    Riding your bikes in a really annoying way once a month isn’t really my definition of effective activism. You guys are just a little full of yourselves. Biking has taken off not because of critical mass, but because of the work of the SFBC and organizations like them around the world. Biking is growing as a movement in spite of critical mass, not because of it. I like the improvements that have been made, and even if you had 100x the amount of riders, I really doubt that Critical Mass could have ever achieved anything remotely close to what the SFBC has achieved.

    You’re just one side of this, they don’t have to help you. You don’t have to help them. But writing petty posts like this doesn’t help anyone.

  22. Larry Foster says:

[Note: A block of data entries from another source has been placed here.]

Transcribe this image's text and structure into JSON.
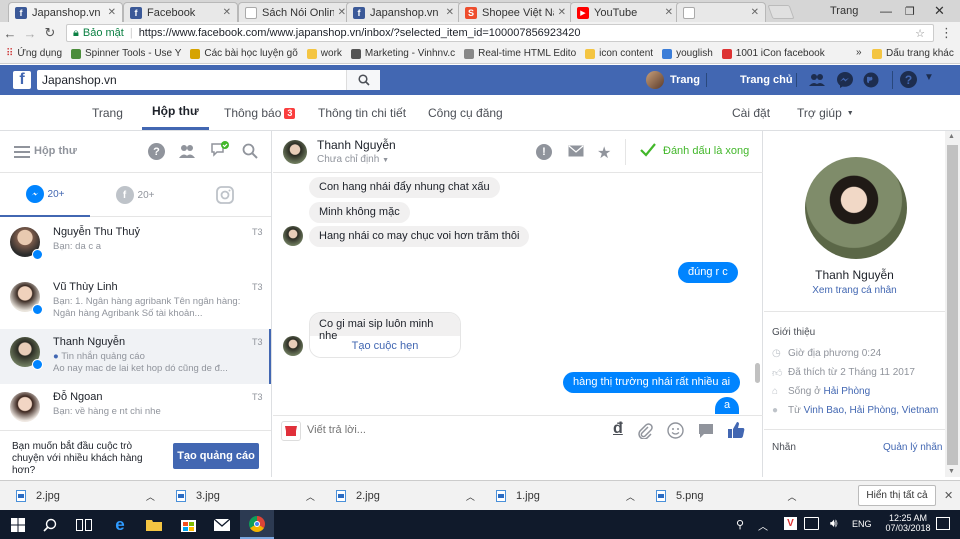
{
  "browser": {
    "tabs": [
      {
        "label": "Japanshop.vn",
        "active": true,
        "fav_color": "#3b5998",
        "fav_glyph": "f"
      },
      {
        "label": "Facebook",
        "active": false,
        "fav_color": "#3b5998",
        "fav_glyph": "f"
      },
      {
        "label": "Sách Nói Online -",
        "active": false,
        "fav_color": "#cfcfcf",
        "fav_glyph": ""
      },
      {
        "label": "Japanshop.vn",
        "active": false,
        "fav_color": "#3b5998",
        "fav_glyph": "f"
      },
      {
        "label": "Shopee Việt Nam",
        "active": false,
        "fav_color": "#ee4d2d",
        "fav_glyph": "S"
      },
      {
        "label": "YouTube",
        "active": false,
        "fav_color": "#ff0000",
        "fav_glyph": "▶"
      },
      {
        "label": "",
        "active": false,
        "fav_color": "#cfcfcf",
        "fav_glyph": ""
      }
    ],
    "user_label": "Trang",
    "secure_label": "Bảo mật",
    "url": "https://www.facebook.com/www.japanshop.vn/inbox/?selected_item_id=100007856923420",
    "bookmarks": [
      {
        "label": "Ứng dụng",
        "color": "#e04a3f"
      },
      {
        "label": "Spinner Tools - Use Y",
        "color": "#4a8c3a"
      },
      {
        "label": "Các bài học luyện gõ",
        "color": "#d6a300"
      },
      {
        "label": "work",
        "color": "#f4c542"
      },
      {
        "label": "Marketing - Vinhnv.c",
        "color": "#555555"
      },
      {
        "label": "Real-time HTML Edito",
        "color": "#888888"
      },
      {
        "label": "icon content",
        "color": "#f4c542"
      },
      {
        "label": "youglish",
        "color": "#3b7dd8"
      },
      {
        "label": "1001 iCon facebook",
        "color": "#d33"
      }
    ],
    "bookmarks_more": "»",
    "bookmarks_other": "Dấu trang khác"
  },
  "fb": {
    "search_value": "Japanshop.vn",
    "user_name": "Trang",
    "home_label": "Trang chủ"
  },
  "page_nav": {
    "items": [
      "Trang",
      "Hộp thư",
      "Thông báo",
      "Thông tin chi tiết",
      "Công cụ đăng"
    ],
    "notif_count": "3",
    "settings": "Cài đặt",
    "help": "Trợ giúp"
  },
  "inbox": {
    "title": "Hộp thư",
    "tabs": [
      {
        "label": "20+",
        "color": "#0084ff"
      },
      {
        "label": "20+",
        "color": "#90949c"
      },
      {
        "label": "",
        "color": "#90949c"
      }
    ],
    "conversations": [
      {
        "name": "Nguyễn Thu Thuỷ",
        "preview": "Bạn: da c a",
        "time": "T3",
        "avatar_color": "#7a5a4a"
      },
      {
        "name": "Vũ Thùy Linh",
        "preview": "Bạn: 1. Ngân hàng agribank Tên ngân hàng: Ngân hàng Agribank Số tài khoản...",
        "time": "T3",
        "avatar_color": "#6b4a3a"
      },
      {
        "name": "Thanh Nguyễn",
        "preview_tag": "Tin nhắn quảng cáo",
        "preview": "Ao nay mac de lai ket hop dó cũng de đ...",
        "time": "T3",
        "avatar_color": "#3a4a3a"
      },
      {
        "name": "Đỗ Ngoan",
        "preview": "Bạn: về hàng e nt chi nhe",
        "time": "T3",
        "avatar_color": "#8a5a4a"
      }
    ],
    "ad_text": "Bạn muốn bắt đầu cuộc trò chuyện với nhiều khách hàng hơn?",
    "ad_button": "Tạo quảng cáo"
  },
  "chat": {
    "contact": "Thanh Nguyễn",
    "assign": "Chưa chỉ định",
    "mark_done": "Đánh dấu là xong",
    "messages": [
      {
        "from": "them",
        "text": "Con hang nhái  đẩy  nhung chat xấu"
      },
      {
        "from": "them",
        "text": "Minh không mặc"
      },
      {
        "from": "them",
        "text": "Hang nhái  co may chục  voi hơn  trăm  thôi"
      },
      {
        "from": "me",
        "text": "đúng r c"
      },
      {
        "from": "them",
        "text": "Co gi mai sip luôn minh nhe"
      },
      {
        "from": "them_action",
        "text": "Tạo cuộc hẹn"
      },
      {
        "from": "me",
        "text": "hàng thị trường nhái rất nhiều ai"
      },
      {
        "from": "me",
        "text": "a"
      }
    ],
    "reply_placeholder": "Viết trả lời...",
    "currency_glyph": "đ"
  },
  "profile": {
    "name": "Thanh Nguyễn",
    "view_profile": "Xem trang cá nhân",
    "intro_title": "Giới thiệu",
    "local_time": "Giờ địa phương 0:24",
    "liked": "Đã thích từ 2 Tháng 11 2017",
    "lives_prefix": "Sống ở ",
    "lives_place": "Hải Phòng",
    "from_prefix": "Từ ",
    "from_place": "Vinh Bao, Hải Phòng, Vietnam",
    "labels_title": "Nhãn",
    "manage_labels": "Quản lý nhãn"
  },
  "downloads": {
    "items": [
      "2.jpg",
      "3.jpg",
      "2.jpg",
      "1.jpg",
      "5.png"
    ],
    "show_all": "Hiển thị tất cả"
  },
  "taskbar": {
    "time": "12:25 AM",
    "date": "07/03/2018",
    "lang": "ENG"
  }
}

    Interesting that you state ” If it’s not outright hateful/racist/inflammatory/threatening, we are happy to publish it.” In other words, if I believe that critical mass is a collection of law breaking, rude sociopaths, then my sentiments remain silent. Typical of the mentality that promotes entitlement where none is warranted. How is it that critical mass misses the simple fact that rules of the road are, except for a few obvious exceptions, the same as for cars? Do you really think that by ignoring this simple fact and pissing off just about everyone in a car unlucky enough to be caught up in your antisocial BS behavior will bring understanding and respect for the rest of us riders? What’s the mystery? CMs collective behavior serves only to promote hatred of everyone riding a bike and does nothing to promote respect between drivers and riders. Too bad the press continues to ‘happy talk’ your activities. And too bad the police don’t make a mass arrest of your whole group.

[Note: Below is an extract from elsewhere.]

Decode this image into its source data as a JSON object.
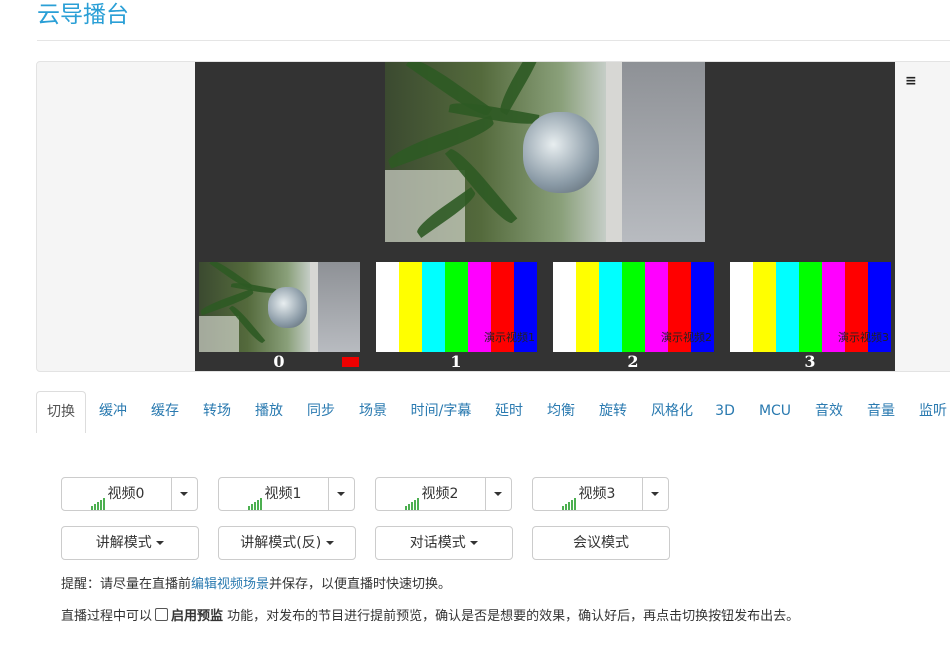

  23. Shocking that critical mass prevented a pregnant woman in a Blue Saab from driving home at 8pm tonight. It was one thing to stand for a cause, but it is another to be inconsiderate to other people.

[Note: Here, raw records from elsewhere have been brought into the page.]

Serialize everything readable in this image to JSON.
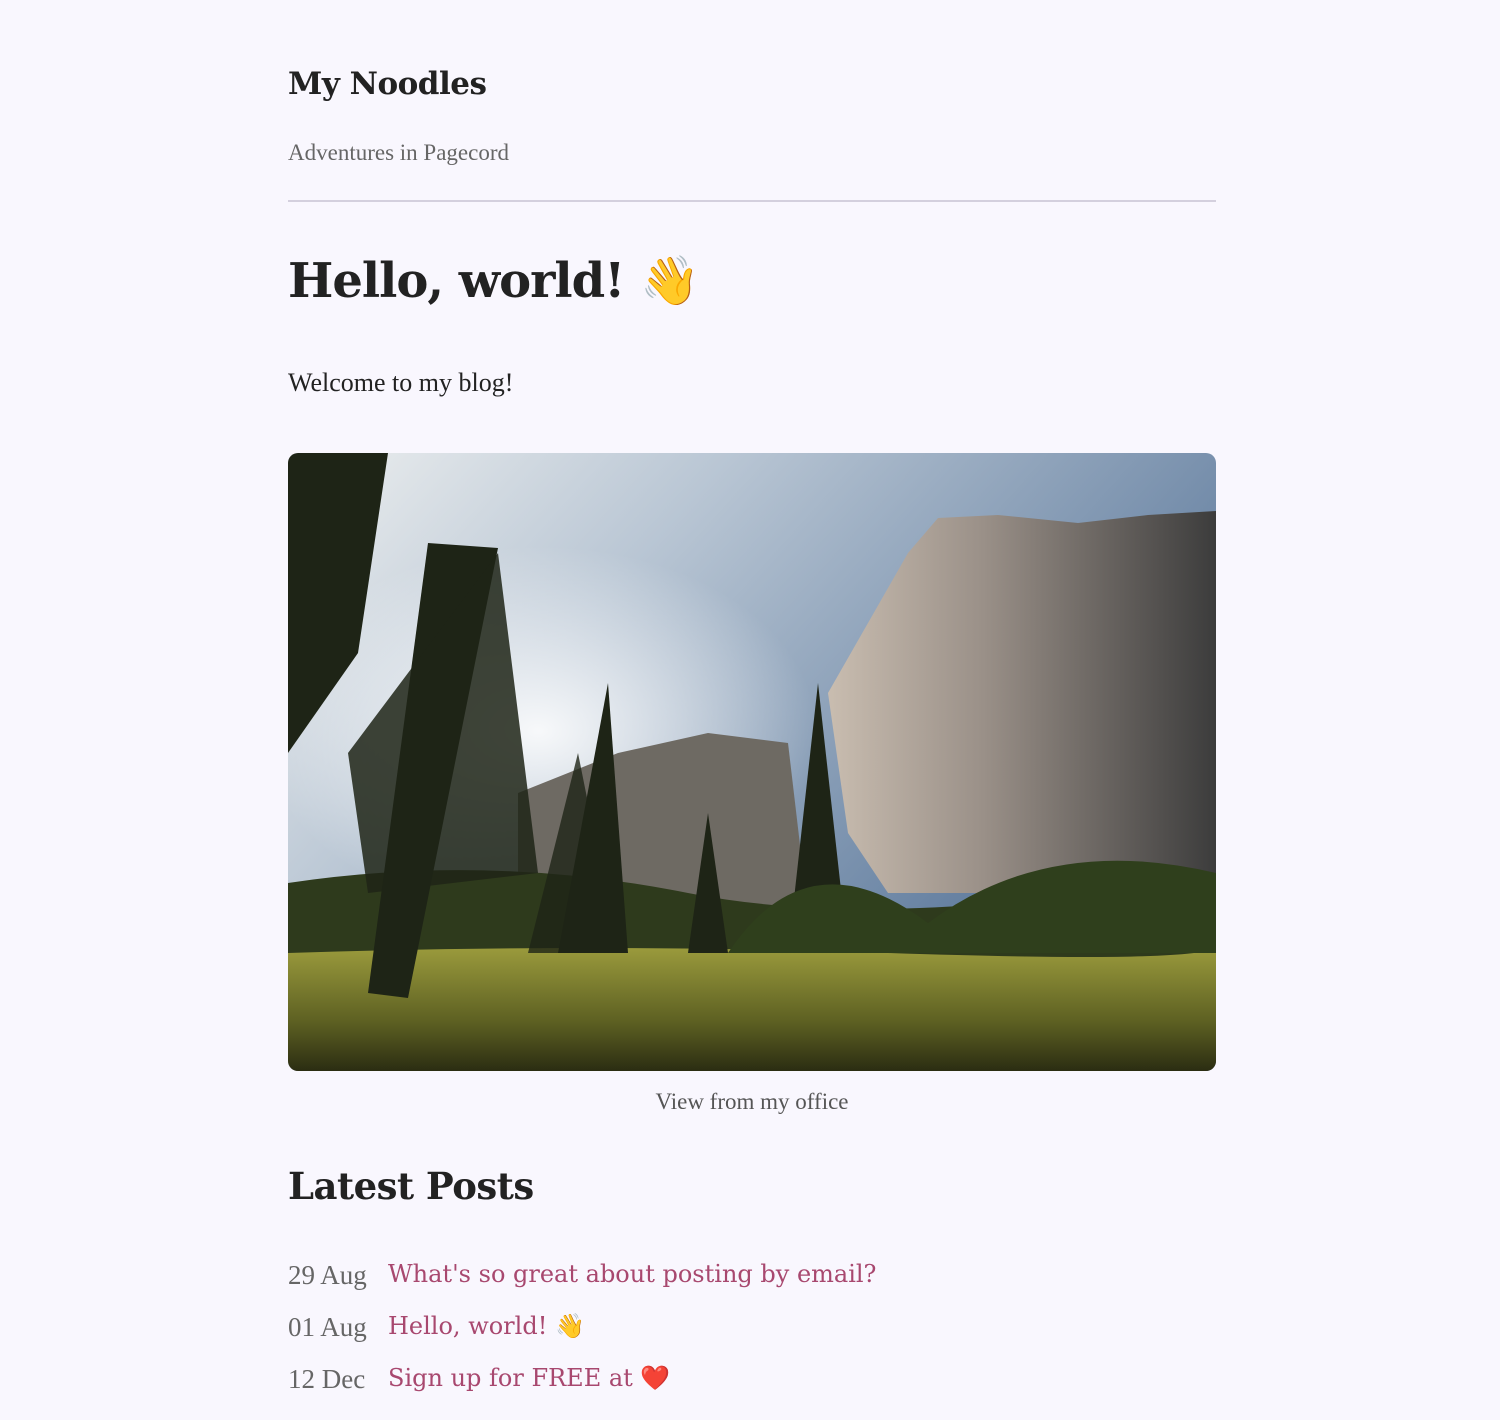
{
  "header": {
    "title": "My Noodles",
    "subtitle": "Adventures in Pagecord"
  },
  "post": {
    "title": "Hello, world! 👋",
    "body": "Welcome to my blog!",
    "image_caption": "View from my office"
  },
  "latest": {
    "heading": "Latest Posts",
    "items": [
      {
        "date": "29 Aug",
        "title": "What's so great about posting by email?"
      },
      {
        "date": "01 Aug",
        "title": "Hello, world! 👋"
      },
      {
        "date": "12 Dec",
        "title": "Sign up for FREE at ❤️"
      }
    ]
  },
  "colors": {
    "background": "#f9f7fe",
    "link": "#a8486f",
    "text": "#222222",
    "muted": "#666666"
  }
}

  24. spinny spin spin says:

    The actions of CM are at odds with the goals of regular cyclists in the city. SMBC is trying to improve cycling in the city by working with the residents, most of whom aren’t cyclists and are impacted by the removal of parking and traffic lanes. Blocking traffic on a Friday night does nothing to win the hearts and minds of the locals and certainly doesn’t encourage them to vote in our favor.

  25. Craig Reubens says:

    Hi Again, Fellow Bike Lovers! Here’s a “follow-up” to my Sept. 27th, 6:48pm post, above. Well, I DID make it to the CM start, at the foot of Market, and in fact I got there from the East Bay where I live, early — via BART. And with my Sony boombox mounted on my recumbent’s luggage rack blaring out great 1970s rock and roll music, I melded with the assembled multitude. The scene reminded me of Times Square on New Year’s Eve, but ’twas much less crowded in SF. Anyway, I hadn’t been pedaling for more than FIVE MINUTES when disaster struck! The large diameter, but narrow width tire on my rear wheel slipped into a trolley car track groove. The bike came to an ABRUPT stop, and I and the bike fell over sideways, to the pavement. I wasn’t hurt at all, the Sony continued to play “Tommy” (by the Who), and I was ready to remount and continue on. But my bike wasn’t. The rear wheel had been bent into a metal pretzel, making the bike not on unRIDEable, but also unROLLable. In other words, I had to DRAG the darn thing (with all the weight of my AYH saddlebags, my sound system, etc.) all the way back to Embarcadero BART. “Oh well,” right? “Into each life a little rain must fall,” as they say… The next morning I took it the El Sobrante Cyclery (where I had just recently paid them $100 to reBUILD that above-mentioned wheel –nah, I’m not faulting them, jus’ sayin’) and they quickly provided me with a brand new wheel, tire, and tube — for $150 (including parts and labor, and “express service”).
    So, the good news is that I was back riding again in just a couple of days, undaunted, and HEY, look for me at future SF Critical Masses!

  26. Magick says:

    Thanks, Quintin, for telling it like it is! You put them on notice! I was at the music night at Cell Space and it was awesome! Roll on! Magick

  27. James says:


    Thanks. But quick question?

    How on earth can you possibly justify leading the campaign on Prop G ( which will raise SF rents if passed) and still have GOOGLE as your largest client?

    I smell a rat.

    Who are you really working for man?